7. Fact: Class size reduction is cost-effective.

Many studies have shown that class size reduction yields numerous benefits that outweigh the cost. Alan Krueger of Princeton has found that the estimated payoff in terms of increased earnings is twice as high as the costs.

One re-analysis of the STAR data published in the American Journal of Public Health estimated that reducing class sizes is one of the most cost-effective public health measures society can take, with large savings in health care and almost two years of additional life for those students who were in smaller classes in the early grades.

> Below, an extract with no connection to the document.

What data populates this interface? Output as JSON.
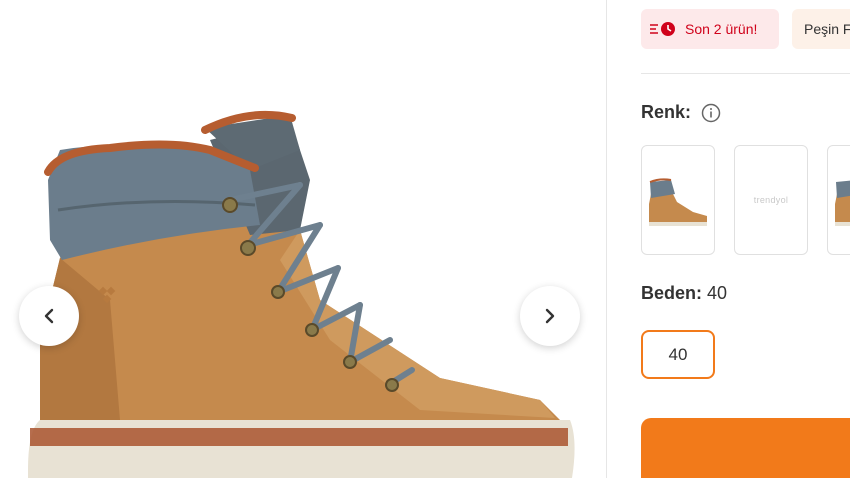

Moreover, it is possible to reduce class size without spending any more money, by redeploying out-of-classroom staff. See this study, for example, by Christopher Tienken and Charles Achilles, showing how a middle school in New Jersey managed to reduce class size and dramatically lower student failure rates at no extra cost.

Finally, even if reducing class size is costly, the question should be, compared, to what? As Derek Bok, former president of Harvard, once said, “If you think education is expensive, try ignorance.”

If there are only a few reforms we know have substantial benefits to children, and improve their education, health, and life outcomes, why not invest in these reforms, rather than waste billions of dollars on unproven policies with possibly damaging consequences, including the rapid expansion of charter schools, more high-stakes testing, and teacher performance pay, as promoted by Race to the Top and other federal programs?

So the next time somebody with power or influence tells you that class size reduction is a waste of money, ask him what the evidence-base is for the policies he favors instead. Or ask him what class sizes were in the school his own child attends.

Many of the individuals who are driving education policy in this country, including New York City Mayor Michael Bloomberg, Jeb Bush and Bill Gates, sent their own children to abundantly financed private schools where class sizes were 16 or less, and yet continue to insist that resources, equitable funding, and class size don’t matter — when all the evidence points to the contrary.

As John Dewey wrote, “What the best and wisest parent wants for his own child, that must the community want for all of its children.” If education is really the civil rights issue of our era, it is about time those people making policies for our schools begin to provide for other people’s children what they provide for their own.

I will leave you with this video of Los Angeles School Board Director Steve Zimmer’s remarks about class size.

Post Script

Anyone who thinks adequate funding of education doesn’t matter, think again. There is an indirect correlation between education funding and class size.

Dora Taylor